While we’re personally big fans of Bay Area solar power, the fact is that utilities are not. The accelerating growth of the solar energy industry has left them in a position that could eventually become unsustainable.

The problem lies with the fact that photovoltaics (PV) create a feedback loop in which customers convert to solar power, thereby shrinking the customer base over which the utility company has to distribute the costs of maintaining the electric grid. As a result, rates go up, and more users switch to solar as it becomes even more competitive with conventional power. This cycle has these companies worried that their already thin profit margins will disappear, so many utilities are trying to undo net metering policies that have encouraged the growth of residential solar power.

A recent post on PV-Tech.org, a solar industry news site, discusses some recent efforts by researchers and clean energy advocates to find a solution to this problem. The main challenge is figuring out a way to harmonize the business models of utility companies with the distributed generation market. This is an important objective, because the conventional electrical grid plays an important role in the solar industry. Without it, customers would have to figure out a way to get power at night when their panels aren’t producing, and battery technology hasn’t advanced fast enough to make it a viable replacement for this service.

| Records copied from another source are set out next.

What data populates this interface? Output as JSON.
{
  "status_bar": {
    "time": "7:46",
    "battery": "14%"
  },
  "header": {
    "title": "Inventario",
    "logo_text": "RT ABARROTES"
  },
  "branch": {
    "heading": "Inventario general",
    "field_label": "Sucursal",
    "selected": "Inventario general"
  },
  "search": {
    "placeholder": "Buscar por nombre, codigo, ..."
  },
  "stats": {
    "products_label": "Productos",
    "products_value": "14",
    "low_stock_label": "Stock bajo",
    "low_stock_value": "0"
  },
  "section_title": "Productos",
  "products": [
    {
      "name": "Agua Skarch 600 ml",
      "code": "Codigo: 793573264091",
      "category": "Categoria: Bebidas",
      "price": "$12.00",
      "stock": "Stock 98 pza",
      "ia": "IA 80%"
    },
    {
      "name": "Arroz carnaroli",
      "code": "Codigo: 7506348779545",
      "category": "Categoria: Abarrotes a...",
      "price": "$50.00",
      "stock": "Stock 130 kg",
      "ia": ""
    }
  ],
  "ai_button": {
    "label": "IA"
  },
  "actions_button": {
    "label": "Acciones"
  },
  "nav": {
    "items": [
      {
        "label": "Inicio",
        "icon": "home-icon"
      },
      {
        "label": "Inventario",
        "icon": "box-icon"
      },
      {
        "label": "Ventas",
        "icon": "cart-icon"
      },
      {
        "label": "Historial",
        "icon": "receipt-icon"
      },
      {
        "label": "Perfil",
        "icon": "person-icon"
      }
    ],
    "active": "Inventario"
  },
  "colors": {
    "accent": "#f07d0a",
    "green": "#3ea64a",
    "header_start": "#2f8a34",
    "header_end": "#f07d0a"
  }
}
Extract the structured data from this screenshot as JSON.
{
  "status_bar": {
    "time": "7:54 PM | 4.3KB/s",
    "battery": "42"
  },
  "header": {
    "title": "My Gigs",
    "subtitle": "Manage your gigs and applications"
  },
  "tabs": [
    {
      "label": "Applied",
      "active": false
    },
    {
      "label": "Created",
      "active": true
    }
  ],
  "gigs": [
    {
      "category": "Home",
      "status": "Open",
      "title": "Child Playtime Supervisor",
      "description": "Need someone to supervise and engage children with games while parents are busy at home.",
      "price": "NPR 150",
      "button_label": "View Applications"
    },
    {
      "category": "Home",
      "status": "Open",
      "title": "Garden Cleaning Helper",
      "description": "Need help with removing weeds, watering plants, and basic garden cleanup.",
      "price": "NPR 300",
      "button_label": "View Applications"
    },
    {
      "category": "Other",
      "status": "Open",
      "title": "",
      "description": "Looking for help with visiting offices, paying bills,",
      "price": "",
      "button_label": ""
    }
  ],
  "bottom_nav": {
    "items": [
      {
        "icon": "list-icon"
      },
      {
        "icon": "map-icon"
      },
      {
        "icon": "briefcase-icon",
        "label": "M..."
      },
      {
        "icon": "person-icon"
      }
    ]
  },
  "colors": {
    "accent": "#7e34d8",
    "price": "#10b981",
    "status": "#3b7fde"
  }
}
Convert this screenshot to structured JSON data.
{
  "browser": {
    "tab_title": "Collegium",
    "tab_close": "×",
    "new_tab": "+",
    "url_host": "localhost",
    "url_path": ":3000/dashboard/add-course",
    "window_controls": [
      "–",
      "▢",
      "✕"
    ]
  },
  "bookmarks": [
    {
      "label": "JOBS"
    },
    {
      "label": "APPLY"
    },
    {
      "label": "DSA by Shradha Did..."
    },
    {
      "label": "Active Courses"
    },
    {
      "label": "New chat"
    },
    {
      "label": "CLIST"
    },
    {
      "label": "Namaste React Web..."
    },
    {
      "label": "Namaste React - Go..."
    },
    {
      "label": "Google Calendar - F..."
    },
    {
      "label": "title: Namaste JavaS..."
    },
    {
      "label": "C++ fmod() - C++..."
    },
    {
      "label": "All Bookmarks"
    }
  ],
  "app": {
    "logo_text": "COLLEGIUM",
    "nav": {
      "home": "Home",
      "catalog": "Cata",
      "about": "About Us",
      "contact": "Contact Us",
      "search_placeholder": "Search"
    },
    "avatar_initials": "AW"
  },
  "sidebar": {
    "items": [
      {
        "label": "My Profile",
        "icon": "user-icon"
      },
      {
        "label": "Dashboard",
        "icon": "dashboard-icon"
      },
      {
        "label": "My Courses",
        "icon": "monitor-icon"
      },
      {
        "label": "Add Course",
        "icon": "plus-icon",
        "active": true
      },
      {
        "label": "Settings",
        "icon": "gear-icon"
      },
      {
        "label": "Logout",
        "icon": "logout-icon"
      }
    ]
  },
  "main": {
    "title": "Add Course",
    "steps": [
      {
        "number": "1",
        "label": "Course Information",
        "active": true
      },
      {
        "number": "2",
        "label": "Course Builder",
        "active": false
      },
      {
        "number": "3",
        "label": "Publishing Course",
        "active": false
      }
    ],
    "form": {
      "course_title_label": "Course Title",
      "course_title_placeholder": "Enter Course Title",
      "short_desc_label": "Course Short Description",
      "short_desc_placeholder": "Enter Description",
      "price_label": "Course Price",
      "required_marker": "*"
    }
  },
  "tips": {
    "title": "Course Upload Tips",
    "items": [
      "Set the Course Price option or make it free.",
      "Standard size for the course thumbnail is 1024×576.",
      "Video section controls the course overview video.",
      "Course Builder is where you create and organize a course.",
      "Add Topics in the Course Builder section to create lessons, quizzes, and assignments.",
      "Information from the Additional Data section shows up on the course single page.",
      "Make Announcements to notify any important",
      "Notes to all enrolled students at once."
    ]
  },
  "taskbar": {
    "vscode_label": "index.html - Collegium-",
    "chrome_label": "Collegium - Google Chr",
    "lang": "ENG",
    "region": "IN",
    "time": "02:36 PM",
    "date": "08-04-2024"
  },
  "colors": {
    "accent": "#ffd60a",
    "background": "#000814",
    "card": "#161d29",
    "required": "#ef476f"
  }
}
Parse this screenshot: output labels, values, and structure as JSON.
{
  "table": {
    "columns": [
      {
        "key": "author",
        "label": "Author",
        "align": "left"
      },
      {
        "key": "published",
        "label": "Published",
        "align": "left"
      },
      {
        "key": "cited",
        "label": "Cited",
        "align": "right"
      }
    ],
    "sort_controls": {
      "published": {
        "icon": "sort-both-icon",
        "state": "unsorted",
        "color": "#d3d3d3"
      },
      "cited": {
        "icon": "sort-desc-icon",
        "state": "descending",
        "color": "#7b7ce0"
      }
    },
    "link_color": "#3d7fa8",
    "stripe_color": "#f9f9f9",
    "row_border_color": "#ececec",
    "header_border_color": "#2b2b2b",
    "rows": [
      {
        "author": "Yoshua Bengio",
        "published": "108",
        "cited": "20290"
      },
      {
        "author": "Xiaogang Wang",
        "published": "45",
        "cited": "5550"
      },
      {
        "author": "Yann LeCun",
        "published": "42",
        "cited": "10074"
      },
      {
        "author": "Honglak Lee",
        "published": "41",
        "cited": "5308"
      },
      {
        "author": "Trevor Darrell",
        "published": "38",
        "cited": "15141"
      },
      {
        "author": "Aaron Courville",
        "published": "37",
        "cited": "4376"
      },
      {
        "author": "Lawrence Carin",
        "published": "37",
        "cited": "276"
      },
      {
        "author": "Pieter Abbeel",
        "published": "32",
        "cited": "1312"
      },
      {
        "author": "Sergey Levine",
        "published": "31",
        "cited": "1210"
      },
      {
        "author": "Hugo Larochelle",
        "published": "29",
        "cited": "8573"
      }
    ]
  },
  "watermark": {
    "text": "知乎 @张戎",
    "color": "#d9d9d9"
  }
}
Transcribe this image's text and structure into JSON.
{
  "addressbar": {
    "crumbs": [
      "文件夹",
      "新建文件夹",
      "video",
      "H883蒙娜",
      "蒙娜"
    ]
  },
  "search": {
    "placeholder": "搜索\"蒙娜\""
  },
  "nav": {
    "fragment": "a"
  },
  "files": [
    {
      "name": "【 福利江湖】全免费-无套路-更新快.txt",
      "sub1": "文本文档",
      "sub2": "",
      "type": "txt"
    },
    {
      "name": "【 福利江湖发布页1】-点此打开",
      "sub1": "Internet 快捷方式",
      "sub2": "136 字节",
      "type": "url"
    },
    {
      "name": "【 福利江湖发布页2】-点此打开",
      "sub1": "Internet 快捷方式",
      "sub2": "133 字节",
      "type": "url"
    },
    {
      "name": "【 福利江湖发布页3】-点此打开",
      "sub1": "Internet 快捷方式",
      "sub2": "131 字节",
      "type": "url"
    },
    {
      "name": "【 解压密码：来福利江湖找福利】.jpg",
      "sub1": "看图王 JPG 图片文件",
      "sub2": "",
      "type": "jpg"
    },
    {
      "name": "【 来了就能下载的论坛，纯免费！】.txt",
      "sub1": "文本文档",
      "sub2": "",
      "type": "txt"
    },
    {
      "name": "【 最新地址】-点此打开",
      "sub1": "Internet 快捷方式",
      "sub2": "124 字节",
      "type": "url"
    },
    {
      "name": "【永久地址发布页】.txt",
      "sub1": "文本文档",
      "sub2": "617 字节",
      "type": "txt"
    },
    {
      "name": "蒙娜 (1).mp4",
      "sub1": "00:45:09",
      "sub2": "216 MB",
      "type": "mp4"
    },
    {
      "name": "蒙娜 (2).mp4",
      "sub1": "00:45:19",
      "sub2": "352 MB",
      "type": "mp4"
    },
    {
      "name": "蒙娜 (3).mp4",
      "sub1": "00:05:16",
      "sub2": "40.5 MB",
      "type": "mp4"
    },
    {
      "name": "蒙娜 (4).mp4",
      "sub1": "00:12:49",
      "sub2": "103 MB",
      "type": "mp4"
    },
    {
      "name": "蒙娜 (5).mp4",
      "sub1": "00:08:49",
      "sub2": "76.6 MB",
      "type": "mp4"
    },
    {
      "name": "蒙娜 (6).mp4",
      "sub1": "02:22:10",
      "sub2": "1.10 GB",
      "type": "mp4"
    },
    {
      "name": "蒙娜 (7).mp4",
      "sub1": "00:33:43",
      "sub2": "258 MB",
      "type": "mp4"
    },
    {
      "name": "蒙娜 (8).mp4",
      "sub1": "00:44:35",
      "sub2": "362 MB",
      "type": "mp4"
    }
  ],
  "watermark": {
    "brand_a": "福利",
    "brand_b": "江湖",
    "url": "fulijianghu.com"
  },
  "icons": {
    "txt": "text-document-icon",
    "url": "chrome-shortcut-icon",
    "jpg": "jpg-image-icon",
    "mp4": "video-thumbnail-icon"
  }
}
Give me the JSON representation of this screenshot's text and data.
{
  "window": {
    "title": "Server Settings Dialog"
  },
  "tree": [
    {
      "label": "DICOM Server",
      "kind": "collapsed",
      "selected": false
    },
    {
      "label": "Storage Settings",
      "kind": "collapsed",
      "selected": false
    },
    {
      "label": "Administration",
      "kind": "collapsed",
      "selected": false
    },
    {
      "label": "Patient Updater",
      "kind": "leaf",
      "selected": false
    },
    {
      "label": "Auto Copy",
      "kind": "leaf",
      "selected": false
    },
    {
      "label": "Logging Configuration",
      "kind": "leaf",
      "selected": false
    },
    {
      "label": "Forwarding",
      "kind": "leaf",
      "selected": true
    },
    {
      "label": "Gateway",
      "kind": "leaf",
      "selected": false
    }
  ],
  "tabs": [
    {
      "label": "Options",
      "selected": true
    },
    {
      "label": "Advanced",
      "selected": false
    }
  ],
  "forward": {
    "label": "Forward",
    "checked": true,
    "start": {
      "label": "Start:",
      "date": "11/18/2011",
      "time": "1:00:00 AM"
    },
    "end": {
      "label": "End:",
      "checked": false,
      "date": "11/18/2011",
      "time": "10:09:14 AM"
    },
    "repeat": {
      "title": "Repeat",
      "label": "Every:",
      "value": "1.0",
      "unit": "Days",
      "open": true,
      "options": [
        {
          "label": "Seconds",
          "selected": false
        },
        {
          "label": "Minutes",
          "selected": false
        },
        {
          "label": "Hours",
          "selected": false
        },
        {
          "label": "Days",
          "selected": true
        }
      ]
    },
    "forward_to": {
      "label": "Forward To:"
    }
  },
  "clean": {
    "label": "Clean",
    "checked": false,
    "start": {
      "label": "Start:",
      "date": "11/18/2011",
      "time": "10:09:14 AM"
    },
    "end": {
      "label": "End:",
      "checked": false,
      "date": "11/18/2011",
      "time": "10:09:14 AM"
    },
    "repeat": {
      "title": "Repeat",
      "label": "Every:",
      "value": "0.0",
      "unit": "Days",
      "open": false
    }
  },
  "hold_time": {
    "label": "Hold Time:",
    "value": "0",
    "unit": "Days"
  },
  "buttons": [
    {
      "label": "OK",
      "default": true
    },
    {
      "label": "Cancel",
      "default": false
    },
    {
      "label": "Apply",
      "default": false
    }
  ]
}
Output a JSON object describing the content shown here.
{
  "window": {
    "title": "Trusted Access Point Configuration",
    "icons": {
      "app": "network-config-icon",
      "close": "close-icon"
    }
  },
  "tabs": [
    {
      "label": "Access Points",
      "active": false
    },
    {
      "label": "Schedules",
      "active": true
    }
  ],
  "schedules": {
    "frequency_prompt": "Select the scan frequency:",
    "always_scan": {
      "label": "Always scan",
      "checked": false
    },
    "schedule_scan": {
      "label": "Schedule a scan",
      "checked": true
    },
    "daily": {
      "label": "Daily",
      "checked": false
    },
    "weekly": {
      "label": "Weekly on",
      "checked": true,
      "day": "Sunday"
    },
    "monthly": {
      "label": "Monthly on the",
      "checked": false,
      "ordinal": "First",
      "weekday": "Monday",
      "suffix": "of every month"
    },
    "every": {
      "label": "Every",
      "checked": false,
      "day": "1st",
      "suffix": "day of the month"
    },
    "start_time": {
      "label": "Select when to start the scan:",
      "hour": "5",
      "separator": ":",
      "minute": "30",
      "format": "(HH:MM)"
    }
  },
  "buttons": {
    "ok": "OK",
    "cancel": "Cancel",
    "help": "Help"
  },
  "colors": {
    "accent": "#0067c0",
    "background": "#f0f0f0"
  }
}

If a solution can be found that aligns the interests of customers, power companies and the solar industry, it will be a boon for everyone involved, as going solar is the best option for averting future energy and economic crises related to global warming and fossil fuel market instability. For more information on how your family will benefit from a residential PV system, contact West Coast Solar today.